This is the first job I’ve ever held that has used every skill in my toolbox, from what I’ve learned as a parent of a special needs child to my work as a teacher, and from my artistic hobbies to writing, to my penchant for the dramatic. I spend some time working with print materials and some public speaking, I help with Intake when I can because of my first-hand experience with the various medications and diagnoses we see, and I help with the program whenever a big project needs more hands. I get to do what I do to help children, and that means more to me than anything else.
And my son is older, mostly mainstreamed, stable, and able to walk to and from school with his brother, so I’m free to work outside the home once again. Working for Childhelp has increased my understanding of my son’s condition even more. Rather than taking me away from my child, working has allowed me to do even more for him, making this a true win-win for my family. I may only have three years with Childhelp under my belt so far, but every “lifer” had a first day, and I plan to be one of them.
What makes your program unique in the child abuse prevention landscape?
My position is quite eclectic. I never have the opportunity to get bored. While I don’t have many opportunities to work with the children directly, I’m constantly working to make sure our beds are full at the Village and Group Homes, and our Foster Families are plentiful. I’m spreading the word and trying to collect good people to send back to our Family Development Team. It’s a hamster wheel that I run in every day, but I wouldn’t have it any other way.
I’ve told my sons that I’m professionally friendly—that I get to talk to people and tell them all about the good work we do and how they can help kids with us. My youngest said, “That’s not a real job.” I answered him, “You’re right. It’s a real calling.”
If a group is interested in getting more information, how can they contact you?
If anyone in Southern California would like to invite me to come speak with their group about what we do and how they can get involved, please reach out to me at 951-845-3155 ext 273 or email me at firstname.lastname@example.org.
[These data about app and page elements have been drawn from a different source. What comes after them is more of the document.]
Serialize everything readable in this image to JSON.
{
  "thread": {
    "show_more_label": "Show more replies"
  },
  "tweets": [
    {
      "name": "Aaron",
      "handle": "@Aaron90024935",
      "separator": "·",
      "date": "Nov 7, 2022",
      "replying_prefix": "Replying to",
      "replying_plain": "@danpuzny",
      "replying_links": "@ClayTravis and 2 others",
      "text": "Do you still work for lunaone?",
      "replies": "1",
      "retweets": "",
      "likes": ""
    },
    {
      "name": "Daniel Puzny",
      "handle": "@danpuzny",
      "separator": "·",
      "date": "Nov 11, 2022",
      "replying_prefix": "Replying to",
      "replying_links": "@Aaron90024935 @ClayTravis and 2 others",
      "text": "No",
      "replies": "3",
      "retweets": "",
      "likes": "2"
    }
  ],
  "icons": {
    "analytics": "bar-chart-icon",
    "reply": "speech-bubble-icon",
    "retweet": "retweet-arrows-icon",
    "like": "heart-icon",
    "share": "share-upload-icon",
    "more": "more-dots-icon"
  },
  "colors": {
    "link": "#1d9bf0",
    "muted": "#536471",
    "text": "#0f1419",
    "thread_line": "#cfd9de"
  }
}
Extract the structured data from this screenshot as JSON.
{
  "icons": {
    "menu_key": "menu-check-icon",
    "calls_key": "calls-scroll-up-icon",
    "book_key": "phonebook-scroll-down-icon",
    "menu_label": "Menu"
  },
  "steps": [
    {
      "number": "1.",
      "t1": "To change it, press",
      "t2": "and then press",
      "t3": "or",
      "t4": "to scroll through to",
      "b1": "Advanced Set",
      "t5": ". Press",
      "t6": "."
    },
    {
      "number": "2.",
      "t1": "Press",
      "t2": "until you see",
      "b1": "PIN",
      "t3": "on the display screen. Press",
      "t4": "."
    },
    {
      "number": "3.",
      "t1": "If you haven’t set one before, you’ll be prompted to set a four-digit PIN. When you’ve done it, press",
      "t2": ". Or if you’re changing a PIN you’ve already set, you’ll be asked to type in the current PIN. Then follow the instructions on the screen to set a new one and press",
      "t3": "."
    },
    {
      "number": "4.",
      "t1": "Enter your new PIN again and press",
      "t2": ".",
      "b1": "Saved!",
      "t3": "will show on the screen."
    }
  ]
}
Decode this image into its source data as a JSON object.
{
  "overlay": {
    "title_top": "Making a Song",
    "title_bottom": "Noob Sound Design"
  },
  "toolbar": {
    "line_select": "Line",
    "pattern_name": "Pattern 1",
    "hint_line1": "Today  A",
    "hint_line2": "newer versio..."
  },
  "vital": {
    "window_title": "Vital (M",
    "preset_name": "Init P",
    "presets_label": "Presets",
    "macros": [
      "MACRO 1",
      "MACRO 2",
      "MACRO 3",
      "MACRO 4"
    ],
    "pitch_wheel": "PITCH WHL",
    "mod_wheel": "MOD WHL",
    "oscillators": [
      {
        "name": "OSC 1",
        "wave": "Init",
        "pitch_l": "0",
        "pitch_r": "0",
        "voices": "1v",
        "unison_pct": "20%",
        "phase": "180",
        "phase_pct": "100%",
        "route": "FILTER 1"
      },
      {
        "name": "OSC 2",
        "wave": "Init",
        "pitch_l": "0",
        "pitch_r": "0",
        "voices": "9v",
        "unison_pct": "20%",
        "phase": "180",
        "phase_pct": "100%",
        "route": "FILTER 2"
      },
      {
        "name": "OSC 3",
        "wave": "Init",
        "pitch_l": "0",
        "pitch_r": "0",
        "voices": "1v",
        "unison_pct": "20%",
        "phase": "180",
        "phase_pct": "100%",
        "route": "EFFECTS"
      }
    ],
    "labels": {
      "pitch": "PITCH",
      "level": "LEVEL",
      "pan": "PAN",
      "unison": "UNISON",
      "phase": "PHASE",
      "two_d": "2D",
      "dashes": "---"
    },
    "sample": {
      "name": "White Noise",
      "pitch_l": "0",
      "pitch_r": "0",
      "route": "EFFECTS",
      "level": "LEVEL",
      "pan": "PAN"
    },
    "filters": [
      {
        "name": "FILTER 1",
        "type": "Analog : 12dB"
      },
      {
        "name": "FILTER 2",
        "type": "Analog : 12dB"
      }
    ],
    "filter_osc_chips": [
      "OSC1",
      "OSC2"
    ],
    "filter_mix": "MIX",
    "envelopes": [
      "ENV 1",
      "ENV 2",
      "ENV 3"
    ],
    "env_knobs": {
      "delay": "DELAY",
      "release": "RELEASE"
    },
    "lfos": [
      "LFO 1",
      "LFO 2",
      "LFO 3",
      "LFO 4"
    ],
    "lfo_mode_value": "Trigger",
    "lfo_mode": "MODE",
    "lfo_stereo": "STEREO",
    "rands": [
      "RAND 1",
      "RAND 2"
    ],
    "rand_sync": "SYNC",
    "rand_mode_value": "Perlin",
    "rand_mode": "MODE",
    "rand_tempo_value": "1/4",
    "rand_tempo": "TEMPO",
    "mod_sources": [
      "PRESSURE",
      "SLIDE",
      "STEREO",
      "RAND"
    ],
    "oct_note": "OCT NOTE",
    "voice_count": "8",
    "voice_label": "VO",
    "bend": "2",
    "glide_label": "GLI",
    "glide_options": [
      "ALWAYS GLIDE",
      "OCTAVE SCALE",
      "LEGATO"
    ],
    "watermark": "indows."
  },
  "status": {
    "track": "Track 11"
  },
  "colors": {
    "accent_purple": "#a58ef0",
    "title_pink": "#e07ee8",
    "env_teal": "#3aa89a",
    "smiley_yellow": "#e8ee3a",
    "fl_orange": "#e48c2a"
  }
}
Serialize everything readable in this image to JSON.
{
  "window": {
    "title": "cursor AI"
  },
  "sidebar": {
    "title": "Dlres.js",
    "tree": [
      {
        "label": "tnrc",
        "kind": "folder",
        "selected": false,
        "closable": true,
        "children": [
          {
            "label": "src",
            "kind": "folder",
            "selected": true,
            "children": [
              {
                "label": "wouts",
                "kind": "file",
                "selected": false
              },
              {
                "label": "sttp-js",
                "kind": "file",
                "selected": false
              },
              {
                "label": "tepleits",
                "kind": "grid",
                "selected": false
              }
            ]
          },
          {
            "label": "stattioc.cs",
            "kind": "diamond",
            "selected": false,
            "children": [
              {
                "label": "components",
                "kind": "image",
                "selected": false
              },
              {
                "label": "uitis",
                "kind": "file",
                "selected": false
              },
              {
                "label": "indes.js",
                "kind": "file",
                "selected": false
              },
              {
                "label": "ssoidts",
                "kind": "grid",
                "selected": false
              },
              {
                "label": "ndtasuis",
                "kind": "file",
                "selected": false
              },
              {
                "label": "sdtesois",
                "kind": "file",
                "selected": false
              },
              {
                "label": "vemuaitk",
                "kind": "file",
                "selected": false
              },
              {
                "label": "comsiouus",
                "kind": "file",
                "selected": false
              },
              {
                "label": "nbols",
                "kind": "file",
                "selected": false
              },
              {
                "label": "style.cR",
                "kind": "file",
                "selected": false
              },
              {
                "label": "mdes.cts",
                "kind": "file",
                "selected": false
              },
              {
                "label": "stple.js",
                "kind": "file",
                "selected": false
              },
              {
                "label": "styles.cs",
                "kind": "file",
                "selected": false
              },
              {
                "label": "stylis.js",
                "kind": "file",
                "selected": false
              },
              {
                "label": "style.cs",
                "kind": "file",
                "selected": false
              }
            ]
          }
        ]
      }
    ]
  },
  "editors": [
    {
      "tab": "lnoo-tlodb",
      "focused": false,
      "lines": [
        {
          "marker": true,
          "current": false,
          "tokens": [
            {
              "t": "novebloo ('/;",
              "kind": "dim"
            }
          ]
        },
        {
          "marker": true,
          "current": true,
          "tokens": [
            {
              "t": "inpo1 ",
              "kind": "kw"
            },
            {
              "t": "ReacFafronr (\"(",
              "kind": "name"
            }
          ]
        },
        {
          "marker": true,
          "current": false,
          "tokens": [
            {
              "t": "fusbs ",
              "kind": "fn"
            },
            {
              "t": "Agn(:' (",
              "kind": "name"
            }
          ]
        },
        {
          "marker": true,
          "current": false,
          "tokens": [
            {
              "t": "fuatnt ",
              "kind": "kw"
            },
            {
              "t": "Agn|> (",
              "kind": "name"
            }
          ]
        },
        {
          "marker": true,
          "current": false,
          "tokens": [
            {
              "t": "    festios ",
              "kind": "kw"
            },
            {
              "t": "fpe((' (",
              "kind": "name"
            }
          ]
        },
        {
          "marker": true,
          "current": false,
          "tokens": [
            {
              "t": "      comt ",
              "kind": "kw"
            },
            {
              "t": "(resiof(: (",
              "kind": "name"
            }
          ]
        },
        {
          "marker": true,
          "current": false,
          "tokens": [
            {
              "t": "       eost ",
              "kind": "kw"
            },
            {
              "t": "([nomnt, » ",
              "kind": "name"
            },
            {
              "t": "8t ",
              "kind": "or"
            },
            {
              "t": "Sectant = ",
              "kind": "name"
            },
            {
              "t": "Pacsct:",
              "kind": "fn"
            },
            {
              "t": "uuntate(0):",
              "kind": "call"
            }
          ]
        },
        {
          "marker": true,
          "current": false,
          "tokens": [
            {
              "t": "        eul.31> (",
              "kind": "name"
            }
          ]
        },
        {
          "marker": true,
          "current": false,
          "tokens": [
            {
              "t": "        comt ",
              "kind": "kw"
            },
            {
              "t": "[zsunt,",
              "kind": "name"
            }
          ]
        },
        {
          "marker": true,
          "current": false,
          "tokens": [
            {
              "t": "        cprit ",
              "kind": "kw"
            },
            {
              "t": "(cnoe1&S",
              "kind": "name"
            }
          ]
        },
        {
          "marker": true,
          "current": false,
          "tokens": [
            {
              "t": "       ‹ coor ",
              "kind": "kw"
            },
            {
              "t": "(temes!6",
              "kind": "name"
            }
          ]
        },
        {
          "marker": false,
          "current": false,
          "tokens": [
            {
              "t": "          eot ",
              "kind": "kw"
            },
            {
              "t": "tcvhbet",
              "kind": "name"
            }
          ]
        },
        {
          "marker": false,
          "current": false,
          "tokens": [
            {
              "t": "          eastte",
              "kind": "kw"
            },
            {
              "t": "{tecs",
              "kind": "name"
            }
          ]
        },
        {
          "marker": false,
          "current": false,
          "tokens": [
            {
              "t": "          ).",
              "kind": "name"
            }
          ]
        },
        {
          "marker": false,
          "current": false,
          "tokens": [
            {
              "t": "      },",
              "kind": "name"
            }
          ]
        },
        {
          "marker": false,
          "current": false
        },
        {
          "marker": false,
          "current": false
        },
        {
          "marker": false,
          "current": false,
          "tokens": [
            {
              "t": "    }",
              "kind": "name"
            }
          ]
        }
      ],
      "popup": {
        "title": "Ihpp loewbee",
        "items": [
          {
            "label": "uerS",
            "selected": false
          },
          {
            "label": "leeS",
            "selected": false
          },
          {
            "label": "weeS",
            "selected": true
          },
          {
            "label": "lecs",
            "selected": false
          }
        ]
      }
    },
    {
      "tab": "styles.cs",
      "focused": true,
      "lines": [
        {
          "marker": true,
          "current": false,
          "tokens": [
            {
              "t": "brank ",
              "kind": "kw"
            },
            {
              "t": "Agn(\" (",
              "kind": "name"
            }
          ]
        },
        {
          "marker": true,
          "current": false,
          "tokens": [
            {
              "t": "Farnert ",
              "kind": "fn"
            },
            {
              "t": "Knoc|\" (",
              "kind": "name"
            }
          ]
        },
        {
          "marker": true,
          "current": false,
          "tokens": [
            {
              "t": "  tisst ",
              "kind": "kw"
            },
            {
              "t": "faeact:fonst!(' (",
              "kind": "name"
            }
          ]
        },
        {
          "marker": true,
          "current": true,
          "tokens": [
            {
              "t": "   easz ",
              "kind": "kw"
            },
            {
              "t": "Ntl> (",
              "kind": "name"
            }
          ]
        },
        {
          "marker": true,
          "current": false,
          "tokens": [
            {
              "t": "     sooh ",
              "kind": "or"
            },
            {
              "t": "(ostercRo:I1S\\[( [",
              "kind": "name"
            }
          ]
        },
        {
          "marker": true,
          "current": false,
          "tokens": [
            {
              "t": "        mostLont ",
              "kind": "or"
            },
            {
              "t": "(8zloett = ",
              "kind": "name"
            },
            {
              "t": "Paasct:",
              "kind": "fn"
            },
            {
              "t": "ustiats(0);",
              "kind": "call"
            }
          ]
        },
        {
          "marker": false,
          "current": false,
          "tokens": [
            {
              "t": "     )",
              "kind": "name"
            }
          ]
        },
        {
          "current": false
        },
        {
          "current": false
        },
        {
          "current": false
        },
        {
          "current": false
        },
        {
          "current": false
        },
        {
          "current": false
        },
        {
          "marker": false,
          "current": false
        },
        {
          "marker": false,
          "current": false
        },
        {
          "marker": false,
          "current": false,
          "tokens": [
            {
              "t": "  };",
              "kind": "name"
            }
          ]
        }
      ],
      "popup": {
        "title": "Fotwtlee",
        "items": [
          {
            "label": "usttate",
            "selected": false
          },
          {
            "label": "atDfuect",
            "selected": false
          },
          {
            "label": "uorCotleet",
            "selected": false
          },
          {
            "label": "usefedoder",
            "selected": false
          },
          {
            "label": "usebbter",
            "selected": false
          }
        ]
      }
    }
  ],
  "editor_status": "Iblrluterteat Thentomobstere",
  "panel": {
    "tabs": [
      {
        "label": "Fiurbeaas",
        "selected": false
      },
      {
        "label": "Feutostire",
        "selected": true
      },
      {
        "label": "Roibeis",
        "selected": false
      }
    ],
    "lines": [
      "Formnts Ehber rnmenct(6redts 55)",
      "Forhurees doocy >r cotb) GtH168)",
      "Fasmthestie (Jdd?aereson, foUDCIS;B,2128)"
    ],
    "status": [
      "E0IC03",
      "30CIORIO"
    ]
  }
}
If anyone is interested in getting more information about fostering, they can either contact me, or reach out to 1-877-70-CHILD (24453) to speak to the Family Development Team at the Foster Family and Adoption Agency directly.
These are our children—the responsibility falls to everyone in society to help care for them—and the more people who take that responsibility seriously the better our future will be for all of us. People tend to see a difficult situation and say, “Someone should do something about that.” It’s my job to make sure that everyone I meet knows that they are “Someone.”